Pesticide StewardshipSite Prep/Planting/Maintenance

On Target: Simple Herbicide Practices Help Conserve Monarch Habitat

When it comes to eliminating unwanted plants on farms and in our backyard, there is no single approach. Herbicides are one tool that is very effective when used in the right place, at the right time, and in the right amount. The Keystone Monarch Collaborative outlines some practices for using herbicides to safely and effectively control unwanted plants while conserving the integrity of the habitat for pollinators.

Common milkweed adjacent to soybeans Photo credit: Wayne Fredericks, American Soybean Association

Identifying milkweeds and other wildflowers that support pollinators is paramount. Monarchs depend on milkweed. It is the only plant their caterpillars can eat. There are numerous species of milkweeds native to different regions of the country. The Monarch Joint Venture has created a document that helps landowners identify milkweeds common in each region. The USDA-NRCS Plant Database is another resource available to landowners and the technical guidance is provided for conservation planners and landowners who are working to protect and improve pollinator habitat.

Pollinator habitat next to corn Photo credit: Pete Berthelsen, Bee & Butterfly Habitat Fund

After identifying plants that support pollinators, take the necessary steps to preserve it from weed control measures. Areas such as road-sides, behind buildings, and other unproductive areas of fields are great places to support biodiversity and a flourishing monarch population alongside high-production agriculture. Employ targeted spraying by spot spraying only the problem areas; do not broadcast spray the entire area. Targeted spraying will enable farmers to effectively eliminate the unwanted plants while preventing the incidental transfer of herbicide droplets to other plants you want to protect. The National Pesticide Information Center recommends taking the following steps to prevent drift: 

  • Read and follow the label directions carefully.
    • The label may prohibit applications under certain weather conditions. Apply during calm weather conditions.

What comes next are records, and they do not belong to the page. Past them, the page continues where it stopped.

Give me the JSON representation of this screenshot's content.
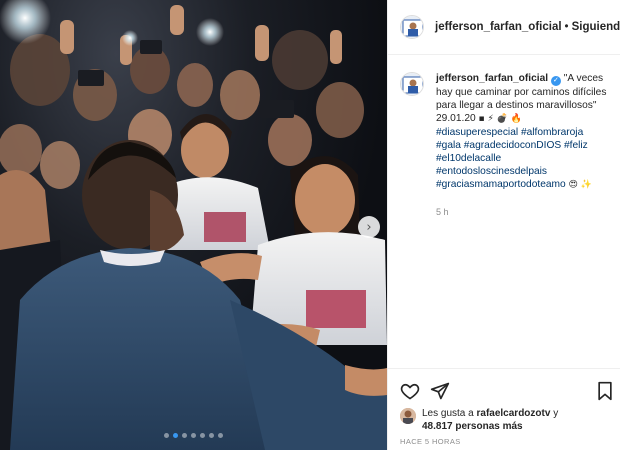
{
  "post": {
    "username": "jefferson_farfan_oficial",
    "separator": "•",
    "follow_status": "Siguiendo",
    "caption": {
      "username": "jefferson_farfan_oficial",
      "verified_glyph": "✓",
      "line1": "\"A veces hay que caminar por caminos difíciles para llegar a destinos maravillosos\"",
      "date_line": "29.01.20",
      "date_emojis": "▪ ⚡ 💣 🔥",
      "hashtags": [
        "#diasuperespecial #alfombraroja",
        "#gala #agradecidoconDIOS #feliz",
        "#el10delacalle",
        "#entodosloscinesdelpais",
        "#graciasmamaportodoteamo"
      ],
      "end_emojis": "😍 ✨",
      "time_ago": "5 h"
    },
    "likes": {
      "prefix": "Les gusta a",
      "liker": "rafaelcardozotv",
      "connector": "y",
      "count": "48.817 personas más"
    },
    "posted": "HACE 5 HORAS",
    "carousel": {
      "slides": 7,
      "active_index": 1,
      "next_glyph": "›"
    }
  },
  "icons": {
    "header_avatar": "avatar",
    "caption_avatar": "avatar",
    "like": "heart-icon",
    "share": "paper-plane-icon",
    "save": "bookmark-icon",
    "carousel_next": "chevron-right-icon"
  },
  "colors": {
    "link": "#00376b",
    "verified": "#3897f0",
    "muted": "#8e8e8e",
    "border": "#efefef"
  }
}
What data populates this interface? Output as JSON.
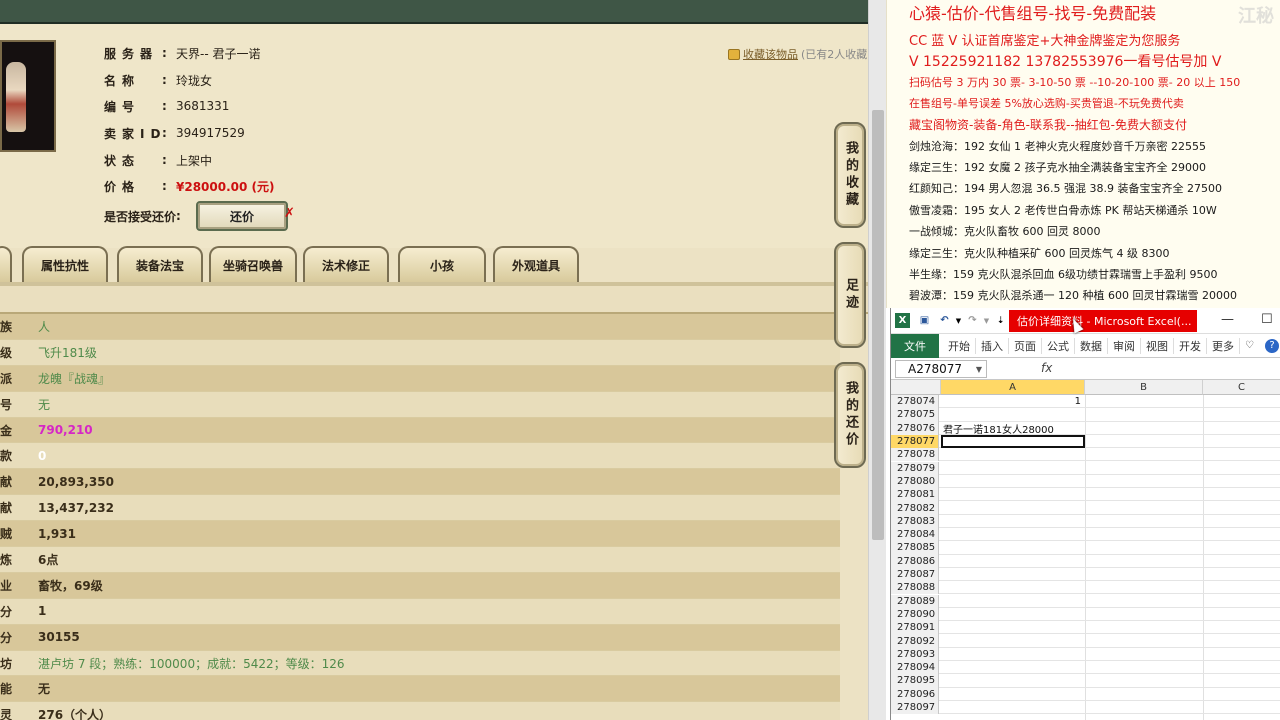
{
  "game": {
    "collect": {
      "link": "收藏该物品",
      "count": "(已有2人收藏"
    },
    "info": [
      {
        "label": "服务器",
        "value": "天界-- 君子一诺"
      },
      {
        "label": "名称",
        "value": "玲珑女"
      },
      {
        "label": "编号",
        "value": "3681331"
      },
      {
        "label": "卖家ID",
        "value": "394917529"
      },
      {
        "label": "状态",
        "value": "上架中"
      },
      {
        "label": "价格",
        "value": "¥28000.00 (元)"
      },
      {
        "label": "是否接受还价",
        "value": ""
      }
    ],
    "bargain_button": "还价",
    "bargain_close": "✗",
    "tabs": [
      "属性抗性",
      "装备法宝",
      "坐骑召唤兽",
      "法术修正",
      "小孩",
      "外观道具"
    ],
    "attributes": [
      {
        "label": "族",
        "value": "人"
      },
      {
        "label": "级",
        "value": "飞升181级"
      },
      {
        "label": "派",
        "value": "龙魄『战魂』"
      },
      {
        "label": "号",
        "value": "无"
      },
      {
        "label": "金",
        "value": "790,210"
      },
      {
        "label": "款",
        "value": "0"
      },
      {
        "label": "献",
        "value": "20,893,350"
      },
      {
        "label": "献",
        "value": "13,437,232"
      },
      {
        "label": "贼",
        "value": "1,931"
      },
      {
        "label": "炼",
        "value": "6点"
      },
      {
        "label": "业",
        "value": "畜牧，69级"
      },
      {
        "label": "分",
        "value": "1"
      },
      {
        "label": "分",
        "value": "30155"
      },
      {
        "label": "坊",
        "value": "湛卢坊 7 段；熟练：100000；成就：5422；等级：126"
      },
      {
        "label": "能",
        "value": "无"
      },
      {
        "label": "灵",
        "value": "276（个人）"
      }
    ],
    "side_buttons": [
      "我的收藏",
      "足迹",
      "我的还价"
    ]
  },
  "notes": {
    "watermark": "江秘",
    "lines": [
      "心猿-估价-代售组号-找号-免费配装",
      "CC 蓝 V 认证首席鉴定+大神金牌鉴定为您服务",
      "V 15225921182     13782553976一看号估号加 V",
      "扫码估号 3 万内 30 票- 3-10-50 票  --10-20-100 票- 20 以上 150",
      "在售组号-单号误差 5%放心选购-买贵管退-不玩免费代卖",
      "藏宝阁物资-装备-角色-联系我--抽红包-免费大额支付",
      "剑烛沧海：192 女仙 1 老神火克火程度妙音千万亲密 22555",
      "缘定三生：192 女魔 2 孩子克水抽全满装备宝宝齐全 29000",
      "红颜知己：194 男人忽混 36.5 强混 38.9 装备宝宝齐全 27500",
      "傲雪凌霜：195 女人 2 老传世白骨赤炼 PK 帮站天梯通杀 10W",
      "一战倾城：克火队畜牧 600 回灵 8000",
      "缘定三生：克火队种植采矿 600 回灵炼气 4 级 8300",
      "半生缘：159 克火队混杀回血 6级功绩甘霖瑞雪上手盈利 9500",
      "碧波潭：159 克火队混杀通一 120 种植 600 回灵甘霖瑞雪 20000"
    ]
  },
  "excel": {
    "title": "估价详细资料  -  Microsoft Excel(...",
    "ribbon": [
      "文件",
      "开始",
      "插入",
      "页面",
      "公式",
      "数据",
      "审阅",
      "视图",
      "开发",
      "更多"
    ],
    "name_box": "A278077",
    "fx": "fx",
    "columns": [
      "A",
      "B",
      "C"
    ],
    "rows": [
      {
        "num": "278074",
        "a": "1"
      },
      {
        "num": "278075",
        "a": ""
      },
      {
        "num": "278076",
        "a": "君子一诺181女人28000"
      },
      {
        "num": "278077",
        "a": ""
      },
      {
        "num": "278078",
        "a": ""
      },
      {
        "num": "278079",
        "a": ""
      },
      {
        "num": "278080",
        "a": ""
      },
      {
        "num": "278081",
        "a": ""
      },
      {
        "num": "278082",
        "a": ""
      },
      {
        "num": "278083",
        "a": ""
      },
      {
        "num": "278084",
        "a": ""
      },
      {
        "num": "278085",
        "a": ""
      },
      {
        "num": "278086",
        "a": ""
      },
      {
        "num": "278087",
        "a": ""
      },
      {
        "num": "278088",
        "a": ""
      },
      {
        "num": "278089",
        "a": ""
      },
      {
        "num": "278090",
        "a": ""
      },
      {
        "num": "278091",
        "a": ""
      },
      {
        "num": "278092",
        "a": ""
      },
      {
        "num": "278093",
        "a": ""
      },
      {
        "num": "278094",
        "a": ""
      },
      {
        "num": "278095",
        "a": ""
      },
      {
        "num": "278096",
        "a": ""
      },
      {
        "num": "278097",
        "a": ""
      }
    ],
    "window_controls": [
      "—",
      "☐"
    ]
  }
}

High winds can increase the risk of drift.
    • Adjust your nozzle(s) and pressure to make bigger droplets. Bigger droplets fall faster, so they are less likely to drift with the wind.
    • Be sure that the product you are using is labeled for the specific area you are targeting.
  • Avoid applications when there is fog hanging in the air. It may indicate that a ‘temperature inversion’ may be taking place. That increases the risk of drift.
  • Applying some herbicides before hot weather can lead to vapor drift. That vapor can seriously damage nearby plants.
  • Direct sprays away from property lines. Keep the wand or hose as close as possible to the target.
  • Use your best judgment, with your unique knowledge of the site and the application equipment to keep the product on target.

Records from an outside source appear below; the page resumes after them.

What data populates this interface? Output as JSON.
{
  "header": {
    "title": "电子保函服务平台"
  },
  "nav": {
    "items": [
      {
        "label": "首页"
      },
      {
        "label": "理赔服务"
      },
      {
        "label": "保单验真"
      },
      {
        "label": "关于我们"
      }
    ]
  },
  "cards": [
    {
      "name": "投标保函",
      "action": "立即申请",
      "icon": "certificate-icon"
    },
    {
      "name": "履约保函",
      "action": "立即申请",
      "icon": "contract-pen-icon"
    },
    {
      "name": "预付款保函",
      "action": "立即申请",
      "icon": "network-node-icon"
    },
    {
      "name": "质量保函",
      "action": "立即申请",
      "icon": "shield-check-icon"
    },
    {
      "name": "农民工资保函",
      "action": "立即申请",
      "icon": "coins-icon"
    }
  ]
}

By implementing these simple practices, farmers can effectively reduce the number of unwanted plants on their land while also supporting, enhancing, and protecting monarch habitat.